[Stored items from a collection]
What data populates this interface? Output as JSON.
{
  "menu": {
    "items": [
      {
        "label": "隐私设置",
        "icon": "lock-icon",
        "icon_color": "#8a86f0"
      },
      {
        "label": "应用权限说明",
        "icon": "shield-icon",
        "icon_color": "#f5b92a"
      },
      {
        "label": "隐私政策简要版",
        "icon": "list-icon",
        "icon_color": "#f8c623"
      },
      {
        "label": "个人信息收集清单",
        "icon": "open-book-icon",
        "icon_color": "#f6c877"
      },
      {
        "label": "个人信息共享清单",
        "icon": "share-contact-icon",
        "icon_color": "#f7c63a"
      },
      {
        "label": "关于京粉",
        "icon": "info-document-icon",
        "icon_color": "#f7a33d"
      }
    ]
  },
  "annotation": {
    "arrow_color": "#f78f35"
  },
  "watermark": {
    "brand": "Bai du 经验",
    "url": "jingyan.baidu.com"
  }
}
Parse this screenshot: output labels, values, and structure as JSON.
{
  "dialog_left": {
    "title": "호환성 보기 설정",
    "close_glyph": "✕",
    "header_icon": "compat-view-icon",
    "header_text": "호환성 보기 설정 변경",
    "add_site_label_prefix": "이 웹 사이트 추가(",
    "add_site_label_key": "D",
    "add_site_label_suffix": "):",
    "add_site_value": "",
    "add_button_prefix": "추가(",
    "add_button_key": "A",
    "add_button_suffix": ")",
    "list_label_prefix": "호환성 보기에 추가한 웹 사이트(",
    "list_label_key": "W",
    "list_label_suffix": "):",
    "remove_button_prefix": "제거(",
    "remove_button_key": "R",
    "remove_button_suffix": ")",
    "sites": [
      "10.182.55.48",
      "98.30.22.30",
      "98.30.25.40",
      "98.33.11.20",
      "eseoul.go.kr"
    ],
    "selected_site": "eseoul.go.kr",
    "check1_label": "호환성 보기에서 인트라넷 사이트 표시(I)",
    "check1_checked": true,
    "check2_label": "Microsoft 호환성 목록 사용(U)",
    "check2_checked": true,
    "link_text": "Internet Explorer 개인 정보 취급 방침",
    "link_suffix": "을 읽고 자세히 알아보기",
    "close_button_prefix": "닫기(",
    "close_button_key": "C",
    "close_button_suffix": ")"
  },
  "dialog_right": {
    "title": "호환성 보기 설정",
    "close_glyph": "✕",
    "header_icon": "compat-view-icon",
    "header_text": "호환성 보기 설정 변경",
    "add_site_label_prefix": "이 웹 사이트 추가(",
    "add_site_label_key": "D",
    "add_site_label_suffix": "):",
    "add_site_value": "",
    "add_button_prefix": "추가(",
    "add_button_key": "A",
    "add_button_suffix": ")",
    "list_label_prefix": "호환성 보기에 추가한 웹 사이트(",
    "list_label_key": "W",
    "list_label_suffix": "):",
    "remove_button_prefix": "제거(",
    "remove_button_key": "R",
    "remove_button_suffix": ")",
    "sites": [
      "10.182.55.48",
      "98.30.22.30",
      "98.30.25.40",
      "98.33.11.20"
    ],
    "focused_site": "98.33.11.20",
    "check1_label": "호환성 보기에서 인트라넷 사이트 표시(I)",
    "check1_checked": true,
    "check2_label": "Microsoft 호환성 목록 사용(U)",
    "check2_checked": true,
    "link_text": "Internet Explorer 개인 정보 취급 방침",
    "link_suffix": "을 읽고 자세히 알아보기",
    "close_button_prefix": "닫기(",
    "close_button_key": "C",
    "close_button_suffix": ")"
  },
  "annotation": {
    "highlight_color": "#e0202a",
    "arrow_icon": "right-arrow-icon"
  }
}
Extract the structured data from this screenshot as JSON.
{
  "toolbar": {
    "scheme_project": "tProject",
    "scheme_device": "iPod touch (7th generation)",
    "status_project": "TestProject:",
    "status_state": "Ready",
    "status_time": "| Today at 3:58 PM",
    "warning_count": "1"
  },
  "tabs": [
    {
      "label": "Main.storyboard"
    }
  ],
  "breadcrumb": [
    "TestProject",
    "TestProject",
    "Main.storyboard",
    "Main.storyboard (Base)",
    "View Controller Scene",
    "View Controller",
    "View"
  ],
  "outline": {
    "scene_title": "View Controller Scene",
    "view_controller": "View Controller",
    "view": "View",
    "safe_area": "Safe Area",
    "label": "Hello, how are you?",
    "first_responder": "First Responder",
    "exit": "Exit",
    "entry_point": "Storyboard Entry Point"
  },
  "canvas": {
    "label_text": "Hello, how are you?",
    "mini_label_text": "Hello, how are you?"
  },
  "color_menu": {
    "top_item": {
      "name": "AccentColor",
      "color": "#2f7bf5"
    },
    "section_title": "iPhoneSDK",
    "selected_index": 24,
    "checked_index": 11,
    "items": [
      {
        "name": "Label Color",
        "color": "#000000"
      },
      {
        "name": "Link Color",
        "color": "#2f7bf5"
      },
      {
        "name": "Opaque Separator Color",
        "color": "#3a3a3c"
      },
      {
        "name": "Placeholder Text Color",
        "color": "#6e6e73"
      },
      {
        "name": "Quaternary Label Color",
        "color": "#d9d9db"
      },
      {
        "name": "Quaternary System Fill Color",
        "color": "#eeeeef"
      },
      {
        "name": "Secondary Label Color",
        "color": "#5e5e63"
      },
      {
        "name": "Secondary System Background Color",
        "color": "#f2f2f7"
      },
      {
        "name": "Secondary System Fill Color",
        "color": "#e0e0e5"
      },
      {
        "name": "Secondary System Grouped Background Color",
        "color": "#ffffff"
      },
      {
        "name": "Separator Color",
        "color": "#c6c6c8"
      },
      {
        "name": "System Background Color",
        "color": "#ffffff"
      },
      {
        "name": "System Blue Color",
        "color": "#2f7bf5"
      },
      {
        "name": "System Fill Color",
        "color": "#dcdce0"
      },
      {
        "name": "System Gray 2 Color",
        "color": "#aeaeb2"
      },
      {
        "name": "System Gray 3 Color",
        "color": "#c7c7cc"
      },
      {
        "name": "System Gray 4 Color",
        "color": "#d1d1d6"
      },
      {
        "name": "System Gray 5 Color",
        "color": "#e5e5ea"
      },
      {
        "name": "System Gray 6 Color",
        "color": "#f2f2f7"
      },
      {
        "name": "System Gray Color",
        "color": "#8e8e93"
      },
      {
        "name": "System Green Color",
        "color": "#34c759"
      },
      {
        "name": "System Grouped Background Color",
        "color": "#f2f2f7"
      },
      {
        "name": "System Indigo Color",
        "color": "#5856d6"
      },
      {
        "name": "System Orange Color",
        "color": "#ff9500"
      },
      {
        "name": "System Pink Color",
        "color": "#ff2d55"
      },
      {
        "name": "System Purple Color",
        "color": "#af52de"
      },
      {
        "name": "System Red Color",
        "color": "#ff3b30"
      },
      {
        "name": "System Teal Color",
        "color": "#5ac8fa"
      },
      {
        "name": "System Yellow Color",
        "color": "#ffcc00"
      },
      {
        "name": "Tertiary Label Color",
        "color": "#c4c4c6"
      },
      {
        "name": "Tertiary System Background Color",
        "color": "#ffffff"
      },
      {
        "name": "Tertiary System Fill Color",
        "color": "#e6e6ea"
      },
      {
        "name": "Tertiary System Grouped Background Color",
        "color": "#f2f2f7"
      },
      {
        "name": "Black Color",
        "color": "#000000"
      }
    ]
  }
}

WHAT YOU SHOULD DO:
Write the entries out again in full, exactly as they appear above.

SOLUTION TO THE PROBLEM:
What data populates this interface? Output as JSON.
{
  "menu": {
    "items": [
      {
        "label": "隐私设置",
        "icon": "lock-icon",
        "icon_color": "#8a86f0"
      },
      {
        "label": "应用权限说明",
        "icon": "shield-icon",
        "icon_color": "#f5b92a"
      },
      {
        "label": "隐私政策简要版",
        "icon": "list-icon",
        "icon_color": "#f8c623"
      },
      {
        "label": "个人信息收集清单",
        "icon": "open-book-icon",
        "icon_color": "#f6c877"
      },
      {
        "label": "个人信息共享清单",
        "icon": "share-contact-icon",
        "icon_color": "#f7c63a"
      },
      {
        "label": "关于京粉",
        "icon": "info-document-icon",
        "icon_color": "#f7a33d"
      }
    ]
  },
  "annotation": {
    "arrow_color": "#f78f35"
  },
  "watermark": {
    "brand": "Bai du 经验",
    "url": "jingyan.baidu.com"
  }
}
Parse this screenshot: output labels, values, and structure as JSON.
{
  "dialog_left": {
    "title": "호환성 보기 설정",
    "close_glyph": "✕",
    "header_icon": "compat-view-icon",
    "header_text": "호환성 보기 설정 변경",
    "add_site_label_prefix": "이 웹 사이트 추가(",
    "add_site_label_key": "D",
    "add_site_label_suffix": "):",
    "add_site_value": "",
    "add_button_prefix": "추가(",
    "add_button_key": "A",
    "add_button_suffix": ")",
    "list_label_prefix": "호환성 보기에 추가한 웹 사이트(",
    "list_label_key": "W",
    "list_label_suffix": "):",
    "remove_button_prefix": "제거(",
    "remove_button_key": "R",
    "remove_button_suffix": ")",
    "sites": [
      "10.182.55.48",
      "98.30.22.30",
      "98.30.25.40",
      "98.33.11.20",
      "eseoul.go.kr"
    ],
    "selected_site": "eseoul.go.kr",
    "check1_label": "호환성 보기에서 인트라넷 사이트 표시(I)",
    "check1_checked": true,
    "check2_label": "Microsoft 호환성 목록 사용(U)",
    "check2_checked": true,
    "link_text": "Internet Explorer 개인 정보 취급 방침",
    "link_suffix": "을 읽고 자세히 알아보기",
    "close_button_prefix": "닫기(",
    "close_button_key": "C",
    "close_button_suffix": ")"
  },
  "dialog_right": {
    "title": "호환성 보기 설정",
    "close_glyph": "✕",
    "header_icon": "compat-view-icon",
    "header_text": "호환성 보기 설정 변경",
    "add_site_label_prefix": "이 웹 사이트 추가(",
    "add_site_label_key": "D",
    "add_site_label_suffix": "):",
    "add_site_value": "",
    "add_button_prefix": "추가(",
    "add_button_key": "A",
    "add_button_suffix": ")",
    "list_label_prefix": "호환성 보기에 추가한 웹 사이트(",
    "list_label_key": "W",
    "list_label_suffix": "):",
    "remove_button_prefix": "제거(",
    "remove_button_key": "R",
    "remove_button_suffix": ")",
    "sites": [
      "10.182.55.48",
      "98.30.22.30",
      "98.30.25.40",
      "98.33.11.20"
    ],
    "focused_site": "98.33.11.20",
    "check1_label": "호환성 보기에서 인트라넷 사이트 표시(I)",
    "check1_checked": true,
    "check2_label": "Microsoft 호환성 목록 사용(U)",
    "check2_checked": true,
    "link_text": "Internet Explorer 개인 정보 취급 방침",
    "link_suffix": "을 읽고 자세히 알아보기",
    "close_button_prefix": "닫기(",
    "close_button_key": "C",
    "close_button_suffix": ")"
  },
  "annotation": {
    "highlight_color": "#e0202a",
    "arrow_icon": "right-arrow-icon"
  }
}
Extract the structured data from this screenshot as JSON.
{
  "toolbar": {
    "scheme_project": "tProject",
    "scheme_device": "iPod touch (7th generation)",
    "status_project": "TestProject:",
    "status_state": "Ready",
    "status_time": "| Today at 3:58 PM",
    "warning_count": "1"
  },
  "tabs": [
    {
      "label": "Main.storyboard"
    }
  ],
  "breadcrumb": [
    "TestProject",
    "TestProject",
    "Main.storyboard",
    "Main.storyboard (Base)",
    "View Controller Scene",
    "View Controller",
    "View"
  ],
  "outline": {
    "scene_title": "View Controller Scene",
    "view_controller": "View Controller",
    "view": "View",
    "safe_area": "Safe Area",
    "label": "Hello, how are you?",
    "first_responder": "First Responder",
    "exit": "Exit",
    "entry_point": "Storyboard Entry Point"
  },
  "canvas": {
    "label_text": "Hello, how are you?",
    "mini_label_text": "Hello, how are you?"
  },
  "color_menu": {
    "top_item": {
      "name": "AccentColor",
      "color": "#2f7bf5"
    },
    "section_title": "iPhoneSDK",
    "selected_index": 24,
    "checked_index": 11,
    "items": [
      {
        "name": "Label Color",
        "color": "#000000"
      },
      {
        "name": "Link Color",
        "color": "#2f7bf5"
      },
      {
        "name": "Opaque Separator Color",
        "color": "#3a3a3c"
      },
      {
        "name": "Placeholder Text Color",
        "color": "#6e6e73"
      },
      {
        "name": "Quaternary Label Color",
        "color": "#d9d9db"
      },
      {
        "name": "Quaternary System Fill Color",
        "color": "#eeeeef"
      },
      {
        "name": "Secondary Label Color",
        "color": "#5e5e63"
      },
      {
        "name": "Secondary System Background Color",
        "color": "#f2f2f7"
      },
      {
        "name": "Secondary System Fill Color",
        "color": "#e0e0e5"
      },
      {
        "name": "Secondary System Grouped Background Color",
        "color": "#ffffff"
      },
      {
        "name": "Separator Color",
        "color": "#c6c6c8"
      },
      {
        "name": "System Background Color",
        "color": "#ffffff"
      },
      {
        "name": "System Blue Color",
        "color": "#2f7bf5"
      },
      {
        "name": "System Fill Color",
        "color": "#dcdce0"
      },
      {
        "name": "System Gray 2 Color",
        "color": "#aeaeb2"
      },
      {
        "name": "System Gray 3 Color",
        "color": "#c7c7cc"
      },
      {
        "name": "System Gray 4 Color",
        "color": "#d1d1d6"
      },
      {
        "name": "System Gray 5 Color",
        "color": "#e5e5ea"
      },
      {
        "name": "System Gray 6 Color",
        "color": "#f2f2f7"
      },
      {
        "name": "System Gray Color",
        "color": "#8e8e93"
      },
      {
        "name": "System Green Color",
        "color": "#34c759"
      },
      {
        "name": "System Grouped Background Color",
        "color": "#f2f2f7"
      },
      {
        "name": "System Indigo Color",
        "color": "#5856d6"
      },
      {
        "name": "System Orange Color",
        "color": "#ff9500"
      },
      {
        "name": "System Pink Color",
        "color": "#ff2d55"
      },
      {
        "name": "System Purple Color",
        "color": "#af52de"
      },
      {
        "name": "System Red Color",
        "color": "#ff3b30"
      },
      {
        "name": "System Teal Color",
        "color": "#5ac8fa"
      },
      {
        "name": "System Yellow Color",
        "color": "#ffcc00"
      },
      {
        "name": "Tertiary Label Color",
        "color": "#c4c4c6"
      },
      {
        "name": "Tertiary System Background Color",
        "color": "#ffffff"
      },
      {
        "name": "Tertiary System Fill Color",
        "color": "#e6e6ea"
      },
      {
        "name": "Tertiary System Grouped Background Color",
        "color": "#f2f2f7"
      },
      {
        "name": "Black Color",
        "color": "#000000"
      }
    ]
  }
}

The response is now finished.